Task instructions
All the lines below should be set down exactly, with no picture carried into the copy.

** Information shown follows **

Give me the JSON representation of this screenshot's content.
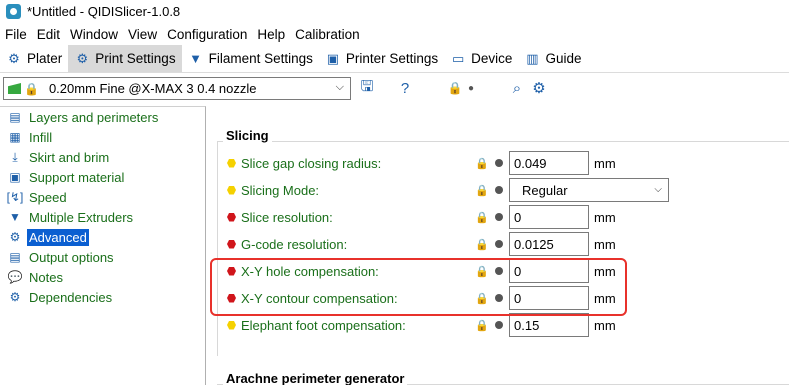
{
  "window": {
    "title": "*Untitled - QIDISlicer-1.0.8"
  },
  "menu": [
    "File",
    "Edit",
    "Window",
    "View",
    "Configuration",
    "Help",
    "Calibration"
  ],
  "tabs": [
    {
      "label": "Plater",
      "icon": "gear-cluster-icon"
    },
    {
      "label": "Print Settings",
      "icon": "gear-icon",
      "active": true
    },
    {
      "label": "Filament Settings",
      "icon": "spool-icon"
    },
    {
      "label": "Printer Settings",
      "icon": "printer-icon"
    },
    {
      "label": "Device",
      "icon": "monitor-icon"
    },
    {
      "label": "Guide",
      "icon": "books-icon"
    }
  ],
  "preset": {
    "name": "0.20mm Fine @X-MAX 3 0.4 nozzle"
  },
  "sidebar": {
    "items": [
      {
        "label": "Layers and perimeters",
        "icon": "layers-icon"
      },
      {
        "label": "Infill",
        "icon": "infill-icon"
      },
      {
        "label": "Skirt and brim",
        "icon": "skirt-icon"
      },
      {
        "label": "Support material",
        "icon": "support-icon"
      },
      {
        "label": "Speed",
        "icon": "speed-icon"
      },
      {
        "label": "Multiple Extruders",
        "icon": "extruder-icon"
      },
      {
        "label": "Advanced",
        "icon": "advanced-icon",
        "selected": true
      },
      {
        "label": "Output options",
        "icon": "output-icon"
      },
      {
        "label": "Notes",
        "icon": "notes-icon"
      },
      {
        "label": "Dependencies",
        "icon": "dependencies-icon"
      }
    ]
  },
  "main": {
    "group_title": "Slicing",
    "rows": [
      {
        "label": "Slice gap closing radius:",
        "level": "yellow",
        "value": "0.049",
        "unit": "mm",
        "type": "field"
      },
      {
        "label": "Slicing Mode:",
        "level": "yellow",
        "value": "Regular",
        "unit": "",
        "type": "select"
      },
      {
        "label": "Slice resolution:",
        "level": "red",
        "value": "0",
        "unit": "mm",
        "type": "field"
      },
      {
        "label": "G-code resolution:",
        "level": "red",
        "value": "0.0125",
        "unit": "mm",
        "type": "field"
      },
      {
        "label": "X-Y hole compensation:",
        "level": "red",
        "value": "0",
        "unit": "mm",
        "type": "field"
      },
      {
        "label": "X-Y contour compensation:",
        "level": "red",
        "value": "0",
        "unit": "mm",
        "type": "field"
      },
      {
        "label": "Elephant foot compensation:",
        "level": "yellow",
        "value": "0.15",
        "unit": "mm",
        "type": "field"
      }
    ],
    "group2_title": "Arachne perimeter generator"
  },
  "colors": {
    "accent": "#0b5fd1",
    "label_green": "#1a6f1a",
    "highlight": "#e8312b"
  }
}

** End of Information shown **

Written reply
Give me the JSON representation of this screenshot's content.
{
  "window": {
    "title": "*Untitled - QIDISlicer-1.0.8"
  },
  "menu": [
    "File",
    "Edit",
    "Window",
    "View",
    "Configuration",
    "Help",
    "Calibration"
  ],
  "tabs": [
    {
      "label": "Plater",
      "icon": "gear-cluster-icon"
    },
    {
      "label": "Print Settings",
      "icon": "gear-icon",
      "active": true
    },
    {
      "label": "Filament Settings",
      "icon": "spool-icon"
    },
    {
      "label": "Printer Settings",
      "icon": "printer-icon"
    },
    {
      "label": "Device",
      "icon": "monitor-icon"
    },
    {
      "label": "Guide",
      "icon": "books-icon"
    }
  ],
  "preset": {
    "name": "0.20mm Fine @X-MAX 3 0.4 nozzle"
  },
  "sidebar": {
    "items": [
      {
        "label": "Layers and perimeters",
        "icon": "layers-icon"
      },
      {
        "label": "Infill",
        "icon": "infill-icon"
      },
      {
        "label": "Skirt and brim",
        "icon": "skirt-icon"
      },
      {
        "label": "Support material",
        "icon": "support-icon"
      },
      {
        "label": "Speed",
        "icon": "speed-icon"
      },
      {
        "label": "Multiple Extruders",
        "icon": "extruder-icon"
      },
      {
        "label": "Advanced",
        "icon": "advanced-icon",
        "selected": true
      },
      {
        "label": "Output options",
        "icon": "output-icon"
      },
      {
        "label": "Notes",
        "icon": "notes-icon"
      },
      {
        "label": "Dependencies",
        "icon": "dependencies-icon"
      }
    ]
  },
  "main": {
    "group_title": "Slicing",
    "rows": [
      {
        "label": "Slice gap closing radius:",
        "level": "yellow",
        "value": "0.049",
        "unit": "mm",
        "type": "field"
      },
      {
        "label": "Slicing Mode:",
        "level": "yellow",
        "value": "Regular",
        "unit": "",
        "type": "select"
      },
      {
        "label": "Slice resolution:",
        "level": "red",
        "value": "0",
        "unit": "mm",
        "type": "field"
      },
      {
        "label": "G-code resolution:",
        "level": "red",
        "value": "0.0125",
        "unit": "mm",
        "type": "field"
      },
      {
        "label": "X-Y hole compensation:",
        "level": "red",
        "value": "0",
        "unit": "mm",
        "type": "field"
      },
      {
        "label": "X-Y contour compensation:",
        "level": "red",
        "value": "0",
        "unit": "mm",
        "type": "field"
      },
      {
        "label": "Elephant foot compensation:",
        "level": "yellow",
        "value": "0.15",
        "unit": "mm",
        "type": "field"
      }
    ],
    "group2_title": "Arachne perimeter generator"
  },
  "colors": {
    "accent": "#0b5fd1",
    "label_green": "#1a6f1a",
    "highlight": "#e8312b"
  }
}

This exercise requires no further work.